God brought to me a young man of character whose unerring sense of what is important guided me to healthy living again - a life of giving, of making a difference.
All I can say, and do say every day, is "Thank you, Linda. Thank you, Alan. Thank you, Lord."
Today is Friday, October 28th, 2005; Karen's Korner #660|
Remember the childhood game of 'hide and seek'? One guy was it and counted to some number, while the others went to hide?
One person was the hunter. All the others were trying hard not to be found. It was a "we versus them" contest. Somebody was the winner; somebody else was the loser and became 'it' for the next game.
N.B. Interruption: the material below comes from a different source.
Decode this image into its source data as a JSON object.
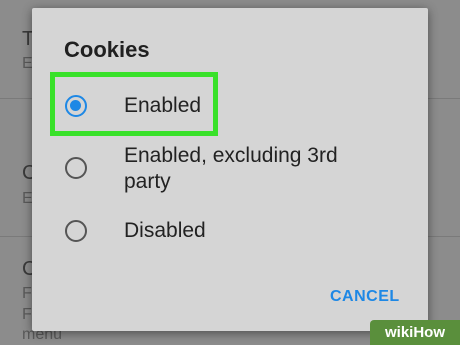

God has a game of 'hide and seek', which all of us play, too. He is hidden from us and He wants us to seek Him. Big difference in this game, though is that God wants to be found. He even goes out of His way to help us find Him, when we decide to do the 'seeking'.
When we get serious about finding God, it is a 'win-win' situation: we wind up ALL winners! What kind of a great game is that!!
Jeremiah 29:14 (Living Bible) says: "Yes, says the Lord, I will be found by you, and I will end your slavery and restore your fortunes, and gather you out of the nations where I sent you and bring you back home again to your own land."
Today is Monday, October 31st, 2005; Karen's Korner #661|
Saturday was another nice fall day in Iowa. Good day to be outdoors. Our son-in-law, Tim, took our 20-month-old grandson, Luke, outside to play for a little bit. They have a huge city park about 1/2 block north of their home. Every chance he gets, Luke likes to go there. Swinging is his favorite.
Tim had decided today would be a good day to walk to the park. Lots of times they take the stroller, so Luke had decided he was going to ride in the jogging stroller to get there.
The contest of wills began. Sometimes Luke gets to do what he "suggests". But today dad had made the decision. Luke began to register his "complaint" and proceeded to cry and "have a fit" for about 20 minutes, dad said. "We are either going to walk to the park or we will have to go inside," Tim told Luke. Since Luke chose not to walk, they went back indoors.
Tim and Jamie know that they have a nice little boy on their hands, but they also know who they want to "run" the family for the next 17 years and Luke isn't the one that was chosen!!
He will get to go to the park another day and sometimes he will even ride there. But not Saturday!
Dear Father in Heaven, thank you for the reminder you gave me through Luke. Sometimes not only do I want what I want, when I want it, I also want to get it MY way. Remind me that you are my Heavenly Father and that you always know what is best for me, and that there might be more than one way to "get to the parks" in my life. Forgive me when I have a fit when I don't get my way. Remind me that I don't run the world. It's a job I really don't want, because I don't know and see the whole picture of what is good for me and what isn't! I want what you want for me.........just for today! Amen.